Staff at all three of the above places were reassuringly knowledgeable about allergen awareness and coeliac disease.

Clearly these places aren’t chain restaurants available nationwide. It’s all very well if you happen to live nearby – happy days! But there aren’t many of us who can boast we live near places that do all our favourites (yet).

Therefore, for a treat we can have at a moment’s notice, we need to have things in the store cupboard or freezer. Many of us (especially during the winter months) seek comfort food, particularly if we’ve had a hectic day and are short on time.

So below is a list of things you might be missing and their highly-recommended gluten- free equivalent.
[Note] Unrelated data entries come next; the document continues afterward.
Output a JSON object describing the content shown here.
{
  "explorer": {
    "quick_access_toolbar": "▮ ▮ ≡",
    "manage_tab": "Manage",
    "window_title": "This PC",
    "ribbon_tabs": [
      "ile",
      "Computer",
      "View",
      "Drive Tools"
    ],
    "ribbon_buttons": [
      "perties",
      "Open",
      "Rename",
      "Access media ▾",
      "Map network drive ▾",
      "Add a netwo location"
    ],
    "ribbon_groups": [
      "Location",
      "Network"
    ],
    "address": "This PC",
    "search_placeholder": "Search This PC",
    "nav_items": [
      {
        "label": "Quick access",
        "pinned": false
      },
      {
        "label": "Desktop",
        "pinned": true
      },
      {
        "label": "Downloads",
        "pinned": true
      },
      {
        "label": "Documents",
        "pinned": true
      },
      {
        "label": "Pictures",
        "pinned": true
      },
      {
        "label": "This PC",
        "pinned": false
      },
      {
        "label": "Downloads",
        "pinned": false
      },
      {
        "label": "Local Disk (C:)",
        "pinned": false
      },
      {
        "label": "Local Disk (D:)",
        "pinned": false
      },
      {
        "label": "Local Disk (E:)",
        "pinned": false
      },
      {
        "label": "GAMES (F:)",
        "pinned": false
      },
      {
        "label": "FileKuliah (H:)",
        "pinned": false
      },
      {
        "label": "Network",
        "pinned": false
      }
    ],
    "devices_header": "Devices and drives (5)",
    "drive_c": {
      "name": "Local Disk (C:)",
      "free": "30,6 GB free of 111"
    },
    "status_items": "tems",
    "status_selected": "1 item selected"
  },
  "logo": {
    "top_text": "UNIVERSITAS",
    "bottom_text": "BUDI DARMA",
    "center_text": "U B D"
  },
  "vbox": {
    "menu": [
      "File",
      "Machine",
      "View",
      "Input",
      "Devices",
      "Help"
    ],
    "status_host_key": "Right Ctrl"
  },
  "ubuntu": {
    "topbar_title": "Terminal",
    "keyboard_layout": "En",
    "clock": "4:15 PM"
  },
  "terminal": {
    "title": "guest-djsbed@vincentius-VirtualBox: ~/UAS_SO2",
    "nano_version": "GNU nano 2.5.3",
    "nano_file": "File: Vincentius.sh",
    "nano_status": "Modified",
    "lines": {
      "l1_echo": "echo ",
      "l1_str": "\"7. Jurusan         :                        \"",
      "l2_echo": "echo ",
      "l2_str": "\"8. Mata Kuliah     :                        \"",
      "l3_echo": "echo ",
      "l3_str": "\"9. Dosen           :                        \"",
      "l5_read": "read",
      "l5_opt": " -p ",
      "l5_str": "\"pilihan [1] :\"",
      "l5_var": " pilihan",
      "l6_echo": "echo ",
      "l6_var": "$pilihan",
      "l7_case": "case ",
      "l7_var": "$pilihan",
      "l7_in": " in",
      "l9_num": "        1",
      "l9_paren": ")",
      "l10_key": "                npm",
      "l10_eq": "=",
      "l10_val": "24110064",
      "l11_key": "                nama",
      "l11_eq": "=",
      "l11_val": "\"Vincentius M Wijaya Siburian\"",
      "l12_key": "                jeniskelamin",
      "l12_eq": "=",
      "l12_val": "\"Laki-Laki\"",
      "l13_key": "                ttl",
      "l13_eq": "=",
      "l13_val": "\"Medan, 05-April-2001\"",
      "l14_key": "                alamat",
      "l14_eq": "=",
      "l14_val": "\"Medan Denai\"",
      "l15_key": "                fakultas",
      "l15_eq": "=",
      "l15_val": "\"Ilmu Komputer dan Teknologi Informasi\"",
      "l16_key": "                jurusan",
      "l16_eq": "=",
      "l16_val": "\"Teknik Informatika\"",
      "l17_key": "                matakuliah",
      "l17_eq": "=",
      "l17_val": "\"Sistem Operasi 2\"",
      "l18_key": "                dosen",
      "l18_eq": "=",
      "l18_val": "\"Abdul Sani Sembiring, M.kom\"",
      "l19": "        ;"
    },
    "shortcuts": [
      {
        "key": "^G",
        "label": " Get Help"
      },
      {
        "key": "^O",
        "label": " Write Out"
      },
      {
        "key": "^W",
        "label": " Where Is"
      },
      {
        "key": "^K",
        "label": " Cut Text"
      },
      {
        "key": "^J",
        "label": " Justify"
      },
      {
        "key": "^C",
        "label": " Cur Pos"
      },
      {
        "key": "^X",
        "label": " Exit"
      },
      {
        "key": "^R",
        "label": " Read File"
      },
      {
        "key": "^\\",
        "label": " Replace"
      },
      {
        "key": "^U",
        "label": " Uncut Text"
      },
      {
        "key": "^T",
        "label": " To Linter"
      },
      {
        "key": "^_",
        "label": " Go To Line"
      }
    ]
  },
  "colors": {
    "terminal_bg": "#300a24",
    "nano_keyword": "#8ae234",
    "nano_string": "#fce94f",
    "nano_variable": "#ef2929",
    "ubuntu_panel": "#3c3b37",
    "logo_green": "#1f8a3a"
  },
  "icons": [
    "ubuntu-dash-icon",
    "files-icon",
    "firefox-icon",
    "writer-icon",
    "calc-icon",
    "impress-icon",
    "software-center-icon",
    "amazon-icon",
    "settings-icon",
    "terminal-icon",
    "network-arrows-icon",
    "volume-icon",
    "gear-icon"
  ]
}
They’ve either had multiple 5-star reviews from coeliacs or have been tested by yours truly (and I promise you I have very high standards!).

After eating this lot, I’d be surprised if anyone felt overly deprived. We may not be able to have a gluten-free world, but we can have our own little gluten-free spaces, and that will do me for now.

Gluten-free versions of foods you might be hankering after…

Lasagne – Sainsbury’s Deliciously FreeFrom Beef Lasagne
Pizza – Dr Oetker Ristorante Gluten-Free Pizza
Garlic Bread – Tesco FreeFrom Garlic Baguette
Quavers – Tesco Bunny Bites (cheese flavour)
Gingerbread biscuits – Asda FreeFrom 6 Gingerbread Men
Sticky Toffee Pudding – Burtree Sticky Toffee Pudding
Profiteroles – Asda FreeFrom 16 Cream-Filled Profiteroles
Ferrero Rocher – Baci Perugina (Milk Chocolate Praline with Hazelnut Filling)
Kinder Bueno – Schar Gluten-Free Melto